by Sari Kanfer, DVM
Rabbits are herbivorous animals, which means that they have evolved over the eons to obtain nutrition from plants. Grasses, leaves and other plants are very tough, therefore rabbit teeth have to be very hard to break down the plant fibers. Similar to horses, rabbits in the wild have to graze many hours a day to obtain sufficient nutrients from plants. Because of this constant wear, rabbit teeth grow continuously throughout their entire life. When rabbits are fed a diet deficient in tough, fibrous plant matter (like hay, grass and vegetables), their teeth are not worn down properly. The individual teeth wear down at different rates, so the teeth cannot meet normally, and the teeth grow in an even more abnormal pattern. Malocclusion is the term for teeth that do not meet normally.
Some rabbits are born with bad teeth; either an underbite, an overbite, or other malformation. These rabbits need frequent dental care, and depending upon the problem, may never have a normal life. Other rabbits are born with normal teeth, but the do not develop normally. Occasionally, malocclusion can be caused by trauma, for example, being bitten on the head by a dog, or falling and breaking a tooth. But most frequently, malocclusions are the result of too little fiber in the diet.
Normal Rabbit Teeth
Whatever the initiating cause, tooth problems in rabbits usually present in one of the following manners:
1. Malocclusion and overgrowth of incisors
2. Sharp points on the inside edge of the lower cheek teeth, or outer edge of the upper
These points can injure the tongue, occasionally bad enough to cut the tongue in half! Upper cheek teeth points often cut the inside of the cheek, eventually causing an abscess.
3. Maloccluded teeth don’t get worn down properly and they continue to grow.
Unable to grow into the mouth and be worn down, the tooth root becomes elongated and grows deeper into the upper and lower jaw bones, causing a bone abscess.
4. The tooth roots of the upper teeth can press against the tear ducts and contribute to eye discharge.
Signs You May See
- NO SIGNS AT ALL!!!!
- Decreased appetite, weight loss
- Saliva or food build-up under chin, near lips, on the inside of the front legs
- Reluctance to eat hard food
- Stinky Breath
- Lump on the outer cheek, under the eye
- Lump under lower jaws (lumps start small, but can get very large)
- Discharge from cheek or chin/lower jaw area
- Incisors that are uneven (gently lift upper lip to check incisors). If uneven incisors are present, there is a very good chance that the cheek teeth are abnormal as well.
What Can Be Done If Your Bunny Has Malocclusion

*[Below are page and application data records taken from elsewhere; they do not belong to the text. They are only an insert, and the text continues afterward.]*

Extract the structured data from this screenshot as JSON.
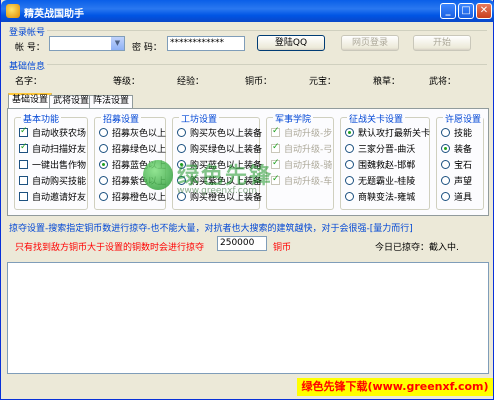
{
  "window": {
    "title": "精英战国助手",
    "min": "_",
    "max": "□",
    "close": "✕"
  },
  "login": {
    "group": "登录帐号",
    "account_label": "帐  号：",
    "account_value": "",
    "password_label": "密  码：",
    "password_value": "************",
    "login_btn": "登陆QQ",
    "web_login_btn": "网页登录",
    "start_btn": "开始"
  },
  "basic_info": {
    "group": "基础信息",
    "fields": [
      "名字：",
      "等级：",
      "经验：",
      "铜币：",
      "元宝：",
      "粮草：",
      "武将："
    ]
  },
  "tabs": [
    "基础设置",
    "武将设置",
    "阵法设置"
  ],
  "basic_functions": {
    "title": "基本功能",
    "items": [
      {
        "label": "自动收获农场",
        "checked": true
      },
      {
        "label": "自动扫描好友",
        "checked": true
      },
      {
        "label": "一键出售作物",
        "checked": false
      },
      {
        "label": "自动购买技能",
        "checked": false
      },
      {
        "label": "自动邀请好友",
        "checked": false
      }
    ]
  },
  "recruit": {
    "title": "招募设置",
    "items": [
      {
        "label": "招募灰色以上",
        "checked": false
      },
      {
        "label": "招募绿色以上",
        "checked": false
      },
      {
        "label": "招募蓝色以上",
        "checked": true
      },
      {
        "label": "招募紫色以上",
        "checked": false
      },
      {
        "label": "招募橙色以上",
        "checked": false
      }
    ]
  },
  "craft": {
    "title": "工坊设置",
    "items": [
      {
        "label": "购买灰色以上装备",
        "checked": false
      },
      {
        "label": "购买绿色以上装备",
        "checked": false
      },
      {
        "label": "购买蓝色以上装备",
        "checked": true
      },
      {
        "label": "购买紫色以上装备",
        "checked": false
      },
      {
        "label": "购买橙色以上装备",
        "checked": false
      }
    ]
  },
  "military": {
    "title": "军事学院",
    "items": [
      {
        "label": "自动升级-步",
        "checked": true
      },
      {
        "label": "自动升级-弓",
        "checked": true
      },
      {
        "label": "自动升级-骑",
        "checked": true
      },
      {
        "label": "自动升级-车",
        "checked": true
      }
    ]
  },
  "campaign": {
    "title": "征战关卡设置",
    "items": [
      {
        "label": "默认攻打最新关卡",
        "checked": true
      },
      {
        "label": "三家分晋-曲沃",
        "checked": false
      },
      {
        "label": "围魏救赵-邯郸",
        "checked": false
      },
      {
        "label": "无题霸业-桂陵",
        "checked": false
      },
      {
        "label": "商鞅变法-雍城",
        "checked": false
      }
    ]
  },
  "favorite": {
    "title": "许愿设置",
    "items": [
      {
        "label": "技能",
        "checked": false
      },
      {
        "label": "装备",
        "checked": true
      },
      {
        "label": "宝石",
        "checked": false
      },
      {
        "label": "声望",
        "checked": false
      },
      {
        "label": "道具",
        "checked": false
      }
    ]
  },
  "plunder": {
    "group": "掠夺设置-搜索指定铜币数进行掠夺-也不能大量，对抗者也大搜索的建筑越快，对于会很强-[量力而行]",
    "rule_text": "只有找到敌方铜币大于设置的铜数时会进行掠夺",
    "amount": "250000",
    "unit": "铜币",
    "today": "今日已掠夺：截入中."
  },
  "watermark": {
    "text": "绿色先锋",
    "url": "www.greenxf.com"
  },
  "banner": "绿色先锋下载(www.greenxf.com)",
  "colors": {
    "titlebar": "#0a5fe8",
    "group_title": "#0046d5",
    "warning": "#ff0000",
    "banner_bg": "#ffff00"
  }
}
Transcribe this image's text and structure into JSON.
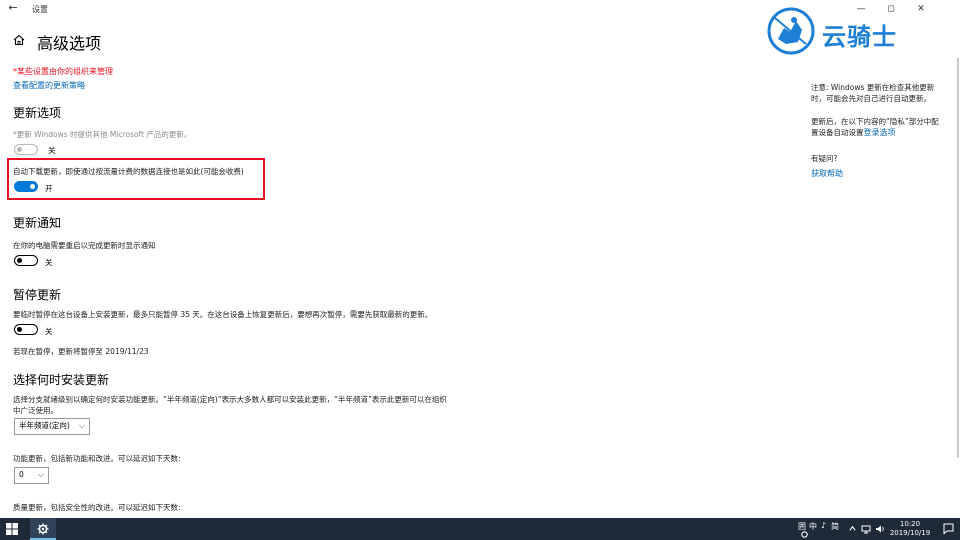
{
  "window": {
    "title": "设置",
    "back_glyph": "←",
    "minimize_glyph": "—",
    "maximize_glyph": "◻",
    "close_glyph": "✕"
  },
  "page": {
    "title": "高级选项",
    "managed_notice": "*某些设置由你的组织来管理",
    "policies_link": "查看配置的更新策略"
  },
  "update_options": {
    "heading": "更新选项",
    "other_products": {
      "label": "*更新 Windows 时提供其他 Microsoft 产品的更新。",
      "state": "关"
    },
    "metered_download": {
      "label": "自动下载更新，即使通过按流量计费的数据连接也是如此(可能会收费)",
      "state": "开"
    }
  },
  "update_notifications": {
    "heading": "更新通知",
    "restart_notify": {
      "label": "在你的电脑需要重启以完成更新时显示通知",
      "state": "关"
    }
  },
  "pause_updates": {
    "heading": "暂停更新",
    "description": "要临时暂停在这台设备上安装更新，最多只能暂停 35 天。在这台设备上恢复更新后，要想再次暂停，需要先获取最新的更新。",
    "state": "关",
    "pause_until": "若现在暂停，更新将暂停至 2019/11/23"
  },
  "install_timing": {
    "heading": "选择何时安装更新",
    "description_line1": "选择分支就绪级别以确定何时安装功能更新。“半年频道(定向)”表示大多数人都可以安装此更新，“半年频道”表示此更新可以在组织",
    "description_line2": "中广泛使用。",
    "channel_selected": "半年频道(定向)",
    "feature_label": "功能更新，包括新功能和改进。可以延迟如下天数:",
    "feature_days": "0",
    "quality_label": "质量更新，包括安全性的改进。可以延迟如下天数:"
  },
  "sidebar": {
    "note_line1": "注意: Windows 更新在检查其他更新",
    "note_line2": "时，可能会先对自己进行自动更新。",
    "privacy_line1": "更新后，在以下内容的“隐私”部分中配",
    "privacy_line2": "置设备自动设置",
    "login_link": "登录选项",
    "question": "有疑问?",
    "help_link": "获取帮助"
  },
  "logo": {
    "text": "云骑士",
    "color": "#1e7fd6"
  },
  "taskbar": {
    "ime_grid": "囲",
    "ime_lang": "中",
    "ime_punct": "♪",
    "ime_mode": "简",
    "time": "10:20",
    "date": "2019/10/19"
  },
  "colors": {
    "accent": "#0078d7",
    "link": "#0067b8",
    "warning": "#e81123",
    "taskbar": "#1f2a38"
  }
}
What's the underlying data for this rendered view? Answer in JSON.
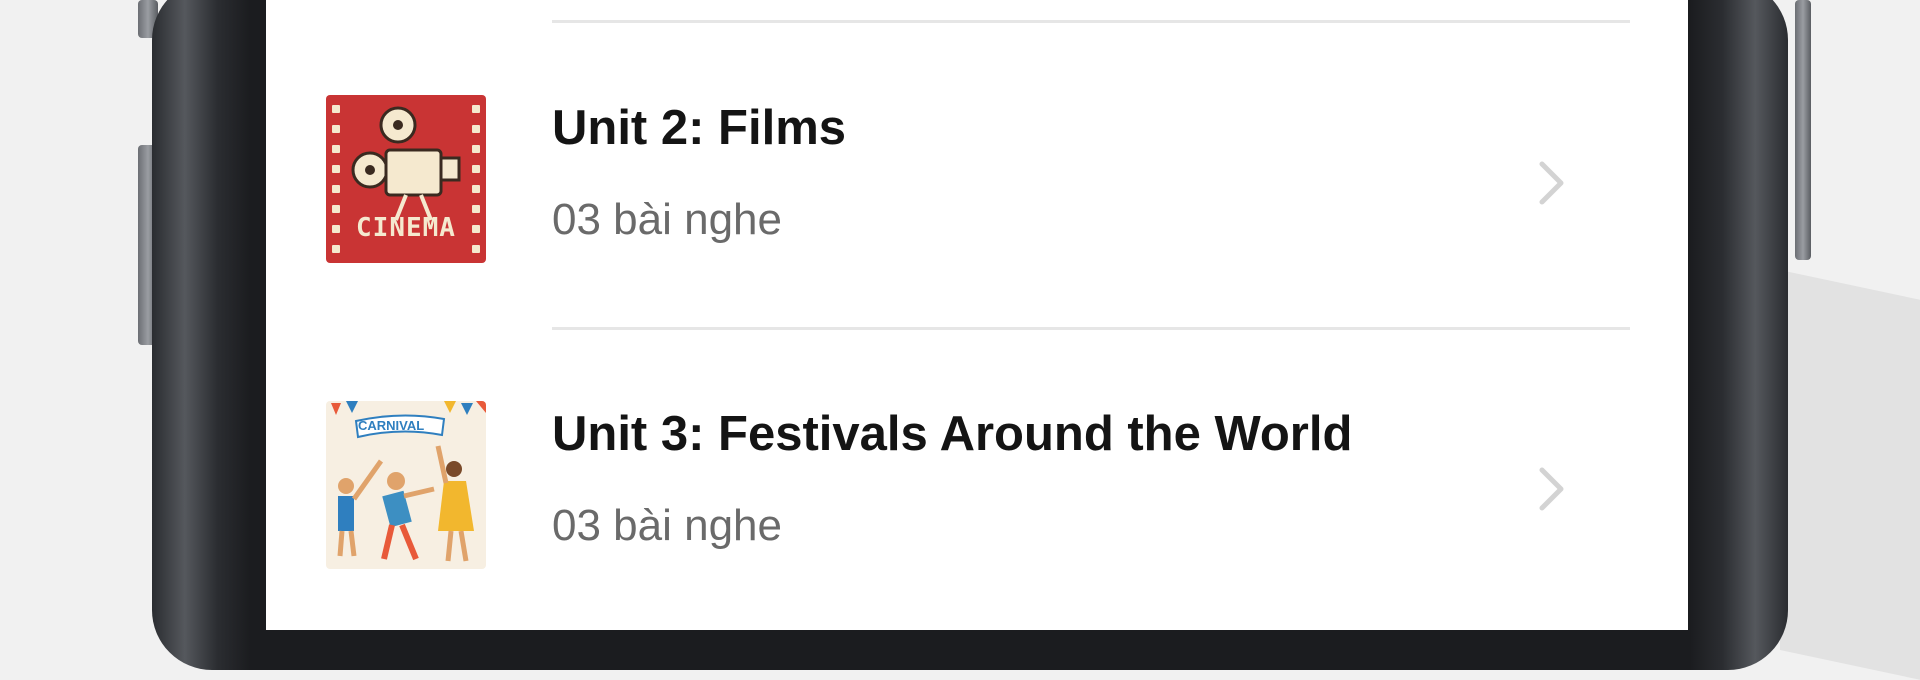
{
  "units": [
    {
      "title": "Unit 2: Films",
      "subtitle": "03 bài nghe",
      "thumb_text": "CINEMA",
      "thumb_color": "#c93434"
    },
    {
      "title": "Unit 3: Festivals Around the World",
      "subtitle": "03 bài nghe",
      "thumb_text": "CARNIVAL",
      "thumb_color": "#f7efe2"
    }
  ],
  "colors": {
    "title": "#141414",
    "subtitle": "#6a6a6a",
    "divider": "#e6e6e6",
    "chevron": "#d3d3d3"
  }
}
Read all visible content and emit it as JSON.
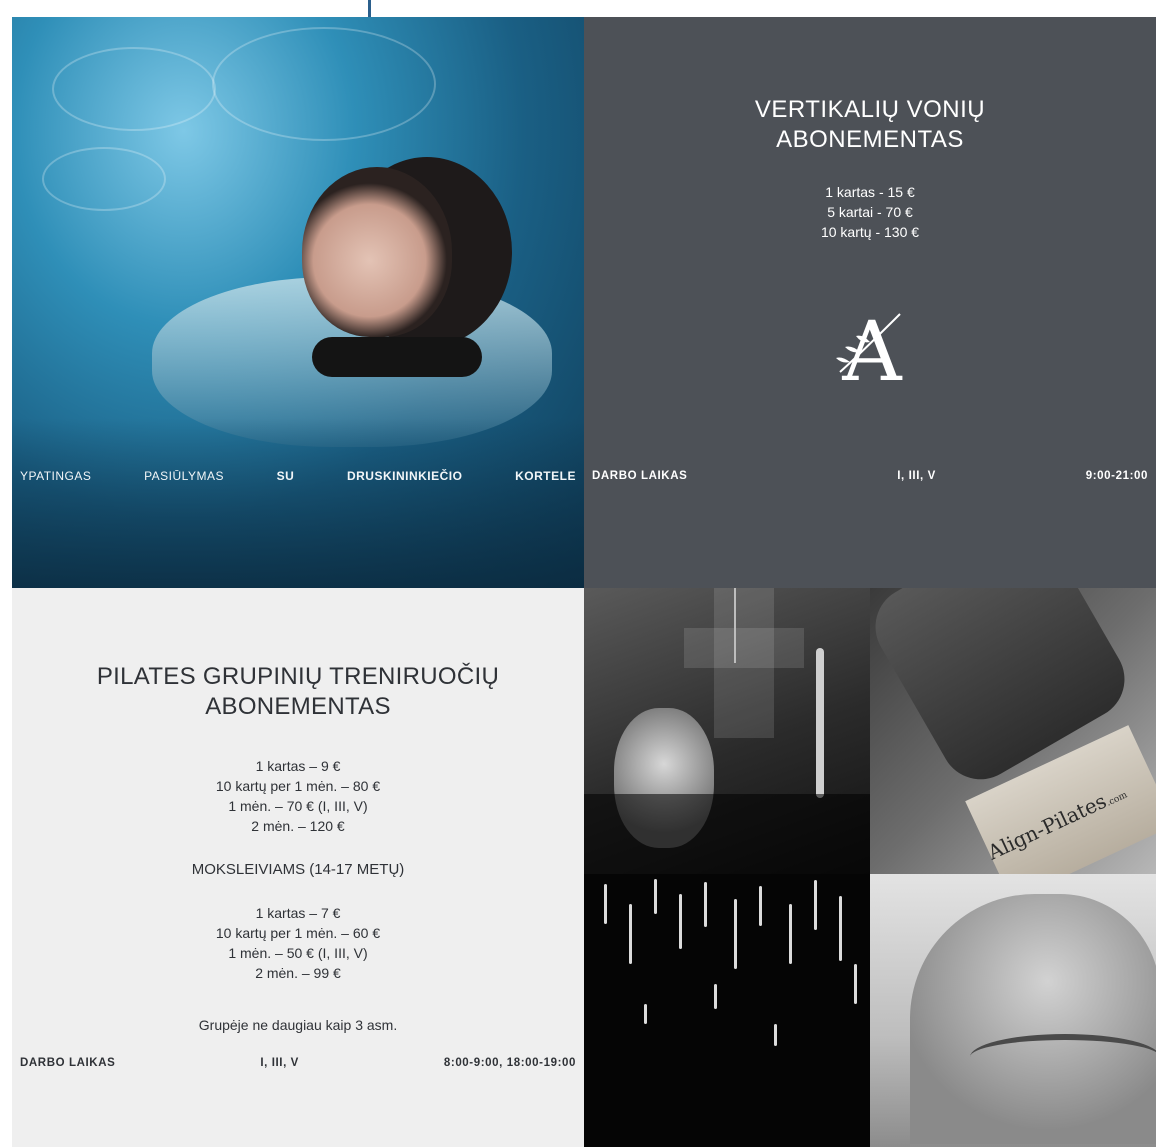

X-rays are frequently needed to assess the extent of dental disease. Because of how rabbit mouths are formed, it is difficult to completely examine the entire mouth unless a rabbit is under anesthesia. Also, most malocclusions cannot be treated in an awake rabbit, therefore anesthesia is required. Pain control is another important part of treating malocclusions.
Under anesthesia, the veterinarian will trim and file off sharp points and abnormal tooth edges. If an infection or abscess is present, treatment is determined by location and severity. Sometimes oral antibiotics and wound flushing are sufficient, but frequently surgical treatment is indicated. Rabbit pus is very thick and the ideal treatment for rabbit abscesses is complete surgical removal. But some abscesses are too large and in too small of an area for complete removal, or involve extensive bone infection. Your veterinarian will discuss with you the proper treatment based upon how things look upon examination.
Dental problems and abscesses are definitely diseases that should be treated by a veterinarian who is experienced with rabbits. The key thing to remember is that your bunny will never be 100% normal, and will need rechecks and tooth trims for the rest of his/her life. Non-treatment of malocclusions only allows worsening of the condition, and further pain for your bunny.
Dr. Sari Kanfer practices at Exotic Animal Care Center in Pasadena, CA, and can be reached for appointments or consultations at (626) 405-1777. She joined the board of Zooh Corner as Medical Director in January of 2002.
Cat Logsdon has run Zooh Corner Rabbit Rescue since 1993 and has many years of practical experience. She may be reached via e-mail.